The American public has been largely supportive of whistleblower Edward Snowden’s activities, but has been slow to recognize the dangers inherent in the widespread abuse of power that our intelligence agencies are apparently engaged in. Last month, two writers for the Reuters news organization, Jay Stanley and Ben Wizner, pointed out that:
…any suggestion that Americans have nothing to worry about from this dragnet collection of communications metadata is wrong. Even without intercepting the content of communications, the government can use metadata to learn our most intimate secrets ? anything from whether we have a drinking problem to whether we’re gay or straight.
The ‘who,’ ‘when’ and ‘how frequently’ of communications are often more revealing than what is said or written. Calls between a reporter and a government whistleblower, for example, may reveal a relationship that can be incriminating all on its own. Repeated calls to Alcoholics Anonymous, hotlines for gay teens, abortion clinics or a gambling bookie may tell you all you need to know about a person’s problems.
For example, it was through a pattern of email messages that former CIA director David Petraeus became embroiled in a scandal over his mistress and subsequently lost his position.
In an interview last week, the Director of the Center for Democracy at the ACLU, Jameel Jaffer, gave instances of the inappropriate targets the government has used surveillance powers against–including Occupy Wall Street protesters, a political group with anti-war views, and information gathered by the CIA to discredit an anti-war protester. Jaffer said:
?The program is the equivalent of requiring every American to file a daily report with the government of every location they visited, every person they talked to on the phone, the time of each call and the length of every conversation.

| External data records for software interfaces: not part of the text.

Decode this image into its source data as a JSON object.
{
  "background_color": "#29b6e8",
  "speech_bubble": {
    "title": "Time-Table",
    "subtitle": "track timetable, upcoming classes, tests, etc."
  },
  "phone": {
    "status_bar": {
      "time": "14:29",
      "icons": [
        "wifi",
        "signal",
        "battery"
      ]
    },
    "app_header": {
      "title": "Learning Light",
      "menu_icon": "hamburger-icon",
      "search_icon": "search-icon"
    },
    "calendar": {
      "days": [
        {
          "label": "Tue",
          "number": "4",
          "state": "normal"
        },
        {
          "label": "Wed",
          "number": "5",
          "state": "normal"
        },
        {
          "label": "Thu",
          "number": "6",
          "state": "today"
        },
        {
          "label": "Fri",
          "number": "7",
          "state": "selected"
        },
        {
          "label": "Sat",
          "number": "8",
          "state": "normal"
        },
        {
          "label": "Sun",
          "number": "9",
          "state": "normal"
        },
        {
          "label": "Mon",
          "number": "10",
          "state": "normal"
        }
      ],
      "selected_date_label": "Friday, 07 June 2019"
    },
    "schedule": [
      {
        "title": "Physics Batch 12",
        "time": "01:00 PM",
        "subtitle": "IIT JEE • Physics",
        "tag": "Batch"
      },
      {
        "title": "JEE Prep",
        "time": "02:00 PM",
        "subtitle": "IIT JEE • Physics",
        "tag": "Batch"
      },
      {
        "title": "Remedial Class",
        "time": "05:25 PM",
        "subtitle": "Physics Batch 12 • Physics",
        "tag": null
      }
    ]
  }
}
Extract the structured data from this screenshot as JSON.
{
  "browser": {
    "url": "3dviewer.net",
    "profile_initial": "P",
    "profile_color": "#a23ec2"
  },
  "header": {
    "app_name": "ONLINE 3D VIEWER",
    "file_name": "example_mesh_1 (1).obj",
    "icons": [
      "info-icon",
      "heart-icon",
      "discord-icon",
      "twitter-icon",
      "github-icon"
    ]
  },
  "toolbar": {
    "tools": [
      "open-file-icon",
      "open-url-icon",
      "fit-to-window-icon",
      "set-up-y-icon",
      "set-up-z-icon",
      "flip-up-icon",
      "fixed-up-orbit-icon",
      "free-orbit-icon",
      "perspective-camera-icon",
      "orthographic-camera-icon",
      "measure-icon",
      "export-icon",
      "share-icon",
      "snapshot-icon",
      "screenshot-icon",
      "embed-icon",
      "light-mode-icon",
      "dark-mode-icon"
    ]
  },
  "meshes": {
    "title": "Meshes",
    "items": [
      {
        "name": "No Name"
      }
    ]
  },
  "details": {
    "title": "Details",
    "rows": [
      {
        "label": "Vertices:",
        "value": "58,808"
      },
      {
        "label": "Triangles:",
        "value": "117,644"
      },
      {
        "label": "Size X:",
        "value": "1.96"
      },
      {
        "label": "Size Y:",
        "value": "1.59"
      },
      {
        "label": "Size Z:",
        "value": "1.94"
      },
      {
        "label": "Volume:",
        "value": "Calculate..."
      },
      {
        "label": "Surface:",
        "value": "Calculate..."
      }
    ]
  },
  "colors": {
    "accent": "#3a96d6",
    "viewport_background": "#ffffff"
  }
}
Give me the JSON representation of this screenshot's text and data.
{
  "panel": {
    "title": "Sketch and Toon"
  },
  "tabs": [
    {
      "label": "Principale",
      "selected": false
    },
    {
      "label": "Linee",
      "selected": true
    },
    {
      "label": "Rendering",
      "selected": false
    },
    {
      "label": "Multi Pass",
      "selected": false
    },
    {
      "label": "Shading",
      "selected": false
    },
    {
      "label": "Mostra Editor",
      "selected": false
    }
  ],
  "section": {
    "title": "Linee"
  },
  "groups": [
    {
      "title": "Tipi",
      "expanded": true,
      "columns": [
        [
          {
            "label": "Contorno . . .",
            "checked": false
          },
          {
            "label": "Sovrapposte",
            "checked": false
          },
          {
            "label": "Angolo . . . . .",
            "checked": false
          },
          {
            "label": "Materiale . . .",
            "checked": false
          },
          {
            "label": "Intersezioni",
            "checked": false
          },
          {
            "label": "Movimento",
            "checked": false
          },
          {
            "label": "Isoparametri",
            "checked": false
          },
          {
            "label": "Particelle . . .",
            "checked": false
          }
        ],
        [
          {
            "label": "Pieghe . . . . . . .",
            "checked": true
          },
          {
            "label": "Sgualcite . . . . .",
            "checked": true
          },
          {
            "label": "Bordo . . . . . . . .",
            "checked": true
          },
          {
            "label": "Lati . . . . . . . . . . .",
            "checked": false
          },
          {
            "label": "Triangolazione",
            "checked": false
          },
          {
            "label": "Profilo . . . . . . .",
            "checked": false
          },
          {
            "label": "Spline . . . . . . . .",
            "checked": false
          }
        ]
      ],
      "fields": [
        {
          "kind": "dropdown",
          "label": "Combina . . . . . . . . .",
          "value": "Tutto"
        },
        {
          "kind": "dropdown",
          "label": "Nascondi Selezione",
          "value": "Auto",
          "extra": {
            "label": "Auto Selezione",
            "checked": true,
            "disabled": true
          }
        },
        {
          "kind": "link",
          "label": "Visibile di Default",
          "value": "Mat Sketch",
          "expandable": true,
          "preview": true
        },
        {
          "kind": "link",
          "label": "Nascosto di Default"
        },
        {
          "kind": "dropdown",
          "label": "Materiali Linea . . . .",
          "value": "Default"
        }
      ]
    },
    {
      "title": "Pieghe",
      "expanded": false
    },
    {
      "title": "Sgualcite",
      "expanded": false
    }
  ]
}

The interviewer, Rajkamal Kahlon, thinks Snowden recognized that it’s time to reexamine laws that “prevent rather than promote social justice and democracy”. He begins his article with this still-pertinent 1968 quote by historian Howard Zinn:
We seem to have reached a moment in the United States when the suspicion arises that law is congealed injustice, that the existing order hides an everyday violence against body and spirit, that our political structure is fossilized, and that the noise of change, however scary, may be necessary.
If Congress is recognizing the need for change, surely we, the American public, owe it to ourselves to catch up–and to ensure that the change is far-reaching enough to protect our basic civil liberties. After all, Congress got us into this tangle; we have to create the ‘noise of change’ that insists they get us out.
Edited and published by CB